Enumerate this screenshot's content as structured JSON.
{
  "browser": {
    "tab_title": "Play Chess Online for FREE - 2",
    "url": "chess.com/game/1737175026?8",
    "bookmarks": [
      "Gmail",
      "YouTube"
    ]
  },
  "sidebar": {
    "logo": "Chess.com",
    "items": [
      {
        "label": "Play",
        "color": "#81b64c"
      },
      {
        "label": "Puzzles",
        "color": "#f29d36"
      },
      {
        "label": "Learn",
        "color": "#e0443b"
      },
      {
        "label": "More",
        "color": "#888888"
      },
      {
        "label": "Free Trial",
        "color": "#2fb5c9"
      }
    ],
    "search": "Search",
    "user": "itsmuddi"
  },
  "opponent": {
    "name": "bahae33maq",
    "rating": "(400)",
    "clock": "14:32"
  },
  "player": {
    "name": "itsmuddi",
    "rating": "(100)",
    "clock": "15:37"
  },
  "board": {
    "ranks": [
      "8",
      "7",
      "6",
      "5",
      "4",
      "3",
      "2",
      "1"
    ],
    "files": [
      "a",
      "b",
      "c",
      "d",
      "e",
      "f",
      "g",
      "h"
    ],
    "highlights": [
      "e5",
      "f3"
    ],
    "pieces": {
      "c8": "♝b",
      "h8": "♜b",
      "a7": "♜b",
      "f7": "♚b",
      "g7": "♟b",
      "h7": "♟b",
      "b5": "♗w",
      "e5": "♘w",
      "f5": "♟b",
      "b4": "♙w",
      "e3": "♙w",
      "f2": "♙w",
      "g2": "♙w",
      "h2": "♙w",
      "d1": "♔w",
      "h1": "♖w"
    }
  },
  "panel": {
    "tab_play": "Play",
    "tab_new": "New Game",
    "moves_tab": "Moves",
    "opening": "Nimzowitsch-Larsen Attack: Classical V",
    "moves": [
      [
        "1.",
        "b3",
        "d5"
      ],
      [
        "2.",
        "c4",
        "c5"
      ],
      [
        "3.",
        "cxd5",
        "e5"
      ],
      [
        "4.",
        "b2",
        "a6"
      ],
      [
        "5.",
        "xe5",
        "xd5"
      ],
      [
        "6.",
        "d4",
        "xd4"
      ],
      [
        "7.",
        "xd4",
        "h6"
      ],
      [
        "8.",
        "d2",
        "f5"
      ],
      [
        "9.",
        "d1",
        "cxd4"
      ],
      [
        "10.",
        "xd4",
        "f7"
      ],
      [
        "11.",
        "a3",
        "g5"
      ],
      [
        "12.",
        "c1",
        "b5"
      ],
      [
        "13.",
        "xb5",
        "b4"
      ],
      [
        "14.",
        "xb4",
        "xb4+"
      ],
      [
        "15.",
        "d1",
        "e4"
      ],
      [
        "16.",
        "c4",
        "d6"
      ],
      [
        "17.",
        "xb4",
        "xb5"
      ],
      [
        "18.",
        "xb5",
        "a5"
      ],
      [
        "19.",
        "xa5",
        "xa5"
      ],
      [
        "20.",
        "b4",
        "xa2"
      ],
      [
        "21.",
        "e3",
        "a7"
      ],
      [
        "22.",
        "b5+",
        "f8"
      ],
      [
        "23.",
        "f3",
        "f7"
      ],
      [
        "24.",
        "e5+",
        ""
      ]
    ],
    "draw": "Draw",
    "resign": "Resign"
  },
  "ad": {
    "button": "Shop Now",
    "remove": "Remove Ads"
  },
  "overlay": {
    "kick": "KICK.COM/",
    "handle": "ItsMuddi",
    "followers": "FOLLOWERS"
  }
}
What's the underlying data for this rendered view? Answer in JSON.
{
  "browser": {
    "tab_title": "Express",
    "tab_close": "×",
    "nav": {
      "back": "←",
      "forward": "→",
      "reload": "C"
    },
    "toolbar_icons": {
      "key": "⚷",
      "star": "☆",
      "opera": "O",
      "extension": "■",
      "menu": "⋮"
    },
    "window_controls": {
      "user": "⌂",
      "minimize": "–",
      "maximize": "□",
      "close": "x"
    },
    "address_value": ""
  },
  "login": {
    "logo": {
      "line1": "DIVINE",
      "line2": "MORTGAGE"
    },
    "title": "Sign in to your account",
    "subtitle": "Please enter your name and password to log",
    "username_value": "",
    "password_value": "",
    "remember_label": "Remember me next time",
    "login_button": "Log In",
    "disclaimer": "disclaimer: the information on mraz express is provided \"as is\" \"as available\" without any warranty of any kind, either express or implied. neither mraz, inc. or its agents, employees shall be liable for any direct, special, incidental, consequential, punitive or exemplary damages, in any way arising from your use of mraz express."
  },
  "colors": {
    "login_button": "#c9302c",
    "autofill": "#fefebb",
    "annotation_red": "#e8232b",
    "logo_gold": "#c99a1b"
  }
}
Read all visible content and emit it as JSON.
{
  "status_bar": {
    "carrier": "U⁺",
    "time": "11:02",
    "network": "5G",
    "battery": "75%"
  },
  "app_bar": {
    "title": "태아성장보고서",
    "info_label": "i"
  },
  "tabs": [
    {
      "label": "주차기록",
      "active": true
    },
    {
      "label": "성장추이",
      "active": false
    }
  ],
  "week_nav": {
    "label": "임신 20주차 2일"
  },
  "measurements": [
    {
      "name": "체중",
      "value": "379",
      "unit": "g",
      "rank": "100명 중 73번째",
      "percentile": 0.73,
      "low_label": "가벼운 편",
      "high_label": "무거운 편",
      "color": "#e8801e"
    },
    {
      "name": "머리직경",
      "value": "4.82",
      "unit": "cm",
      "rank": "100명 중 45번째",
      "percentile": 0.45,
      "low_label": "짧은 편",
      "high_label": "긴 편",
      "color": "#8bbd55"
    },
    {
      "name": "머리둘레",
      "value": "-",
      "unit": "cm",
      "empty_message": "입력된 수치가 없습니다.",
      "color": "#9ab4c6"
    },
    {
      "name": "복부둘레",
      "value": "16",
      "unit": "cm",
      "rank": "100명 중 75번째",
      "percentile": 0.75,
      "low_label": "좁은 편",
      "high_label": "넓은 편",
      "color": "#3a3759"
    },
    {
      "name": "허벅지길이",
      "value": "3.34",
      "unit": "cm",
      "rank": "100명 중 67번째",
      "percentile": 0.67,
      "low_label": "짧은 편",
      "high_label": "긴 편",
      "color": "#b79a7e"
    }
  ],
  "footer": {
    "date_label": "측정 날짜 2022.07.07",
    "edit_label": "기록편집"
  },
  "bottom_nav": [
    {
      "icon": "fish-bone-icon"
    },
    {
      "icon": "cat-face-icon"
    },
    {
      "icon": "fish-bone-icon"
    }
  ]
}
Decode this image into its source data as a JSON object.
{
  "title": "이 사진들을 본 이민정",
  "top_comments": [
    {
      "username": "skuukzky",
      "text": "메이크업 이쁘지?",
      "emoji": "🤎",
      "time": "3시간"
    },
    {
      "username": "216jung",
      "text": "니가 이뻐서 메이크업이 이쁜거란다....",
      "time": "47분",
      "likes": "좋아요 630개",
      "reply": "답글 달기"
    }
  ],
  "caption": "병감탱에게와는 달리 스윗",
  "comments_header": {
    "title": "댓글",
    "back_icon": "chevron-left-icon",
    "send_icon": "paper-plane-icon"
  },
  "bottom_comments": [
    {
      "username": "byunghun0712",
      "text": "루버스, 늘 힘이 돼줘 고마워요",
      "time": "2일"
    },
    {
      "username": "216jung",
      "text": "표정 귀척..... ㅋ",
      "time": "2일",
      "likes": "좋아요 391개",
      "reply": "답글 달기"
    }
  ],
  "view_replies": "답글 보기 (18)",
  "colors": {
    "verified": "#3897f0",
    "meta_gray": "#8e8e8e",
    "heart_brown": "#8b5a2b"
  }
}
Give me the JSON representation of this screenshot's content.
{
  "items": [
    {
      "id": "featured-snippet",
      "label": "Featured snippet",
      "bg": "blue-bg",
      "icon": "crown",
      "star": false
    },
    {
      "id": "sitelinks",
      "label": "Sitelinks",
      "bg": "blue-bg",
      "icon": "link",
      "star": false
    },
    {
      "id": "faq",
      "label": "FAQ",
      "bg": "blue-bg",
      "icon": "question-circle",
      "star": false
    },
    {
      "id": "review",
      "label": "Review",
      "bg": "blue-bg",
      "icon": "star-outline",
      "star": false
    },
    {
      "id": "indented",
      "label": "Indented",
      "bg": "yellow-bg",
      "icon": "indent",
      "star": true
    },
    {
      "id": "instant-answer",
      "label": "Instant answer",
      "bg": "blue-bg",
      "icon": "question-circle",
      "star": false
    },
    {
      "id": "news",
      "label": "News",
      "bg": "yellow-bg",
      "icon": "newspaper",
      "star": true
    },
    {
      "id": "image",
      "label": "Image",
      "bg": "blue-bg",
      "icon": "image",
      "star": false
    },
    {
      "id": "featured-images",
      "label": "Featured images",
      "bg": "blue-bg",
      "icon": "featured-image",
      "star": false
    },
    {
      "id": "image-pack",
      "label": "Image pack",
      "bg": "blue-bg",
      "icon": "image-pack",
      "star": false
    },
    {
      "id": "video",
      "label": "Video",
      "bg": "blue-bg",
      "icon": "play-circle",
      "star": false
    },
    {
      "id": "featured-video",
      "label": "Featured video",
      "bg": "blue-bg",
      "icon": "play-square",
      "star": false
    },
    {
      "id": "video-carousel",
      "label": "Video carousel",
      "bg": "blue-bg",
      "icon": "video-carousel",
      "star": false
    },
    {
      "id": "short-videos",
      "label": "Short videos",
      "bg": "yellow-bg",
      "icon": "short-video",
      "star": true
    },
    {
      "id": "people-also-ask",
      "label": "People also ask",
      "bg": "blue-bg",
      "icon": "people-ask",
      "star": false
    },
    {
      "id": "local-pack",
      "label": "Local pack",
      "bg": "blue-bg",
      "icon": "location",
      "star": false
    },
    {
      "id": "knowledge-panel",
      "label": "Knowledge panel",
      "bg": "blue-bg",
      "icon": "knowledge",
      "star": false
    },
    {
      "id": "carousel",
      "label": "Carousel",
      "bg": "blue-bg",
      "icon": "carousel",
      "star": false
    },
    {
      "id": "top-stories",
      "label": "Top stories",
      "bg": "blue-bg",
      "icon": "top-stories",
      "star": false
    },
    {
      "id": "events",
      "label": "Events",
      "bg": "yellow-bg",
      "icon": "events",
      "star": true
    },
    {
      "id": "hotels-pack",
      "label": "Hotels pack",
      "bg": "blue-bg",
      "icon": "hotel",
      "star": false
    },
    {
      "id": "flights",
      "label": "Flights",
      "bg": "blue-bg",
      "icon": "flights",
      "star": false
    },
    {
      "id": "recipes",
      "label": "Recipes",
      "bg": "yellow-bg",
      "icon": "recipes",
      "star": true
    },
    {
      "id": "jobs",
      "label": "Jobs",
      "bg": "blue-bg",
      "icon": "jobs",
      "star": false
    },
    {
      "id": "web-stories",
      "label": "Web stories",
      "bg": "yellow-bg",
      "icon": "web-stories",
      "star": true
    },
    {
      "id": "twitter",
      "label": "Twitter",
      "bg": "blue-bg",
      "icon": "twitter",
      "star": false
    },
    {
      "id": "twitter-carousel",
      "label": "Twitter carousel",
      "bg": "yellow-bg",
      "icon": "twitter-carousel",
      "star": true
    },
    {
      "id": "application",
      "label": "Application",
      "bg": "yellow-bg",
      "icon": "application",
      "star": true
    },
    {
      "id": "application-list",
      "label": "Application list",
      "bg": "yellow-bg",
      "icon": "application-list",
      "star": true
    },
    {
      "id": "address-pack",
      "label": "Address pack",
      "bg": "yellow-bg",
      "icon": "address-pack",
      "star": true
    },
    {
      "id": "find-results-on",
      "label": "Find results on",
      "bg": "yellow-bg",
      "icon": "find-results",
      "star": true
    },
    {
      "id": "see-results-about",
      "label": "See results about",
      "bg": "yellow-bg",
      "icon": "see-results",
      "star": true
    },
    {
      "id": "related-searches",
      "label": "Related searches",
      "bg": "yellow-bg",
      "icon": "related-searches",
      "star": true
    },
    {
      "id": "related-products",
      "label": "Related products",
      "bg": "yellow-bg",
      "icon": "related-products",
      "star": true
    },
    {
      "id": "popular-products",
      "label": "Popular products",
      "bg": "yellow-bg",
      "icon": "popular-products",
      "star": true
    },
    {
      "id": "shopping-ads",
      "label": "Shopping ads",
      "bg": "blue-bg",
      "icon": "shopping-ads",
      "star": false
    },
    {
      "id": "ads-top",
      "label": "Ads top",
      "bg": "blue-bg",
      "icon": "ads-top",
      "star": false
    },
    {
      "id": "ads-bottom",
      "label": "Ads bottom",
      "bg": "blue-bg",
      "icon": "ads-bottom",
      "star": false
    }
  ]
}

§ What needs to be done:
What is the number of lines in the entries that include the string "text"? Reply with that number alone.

§ Exercise response:
4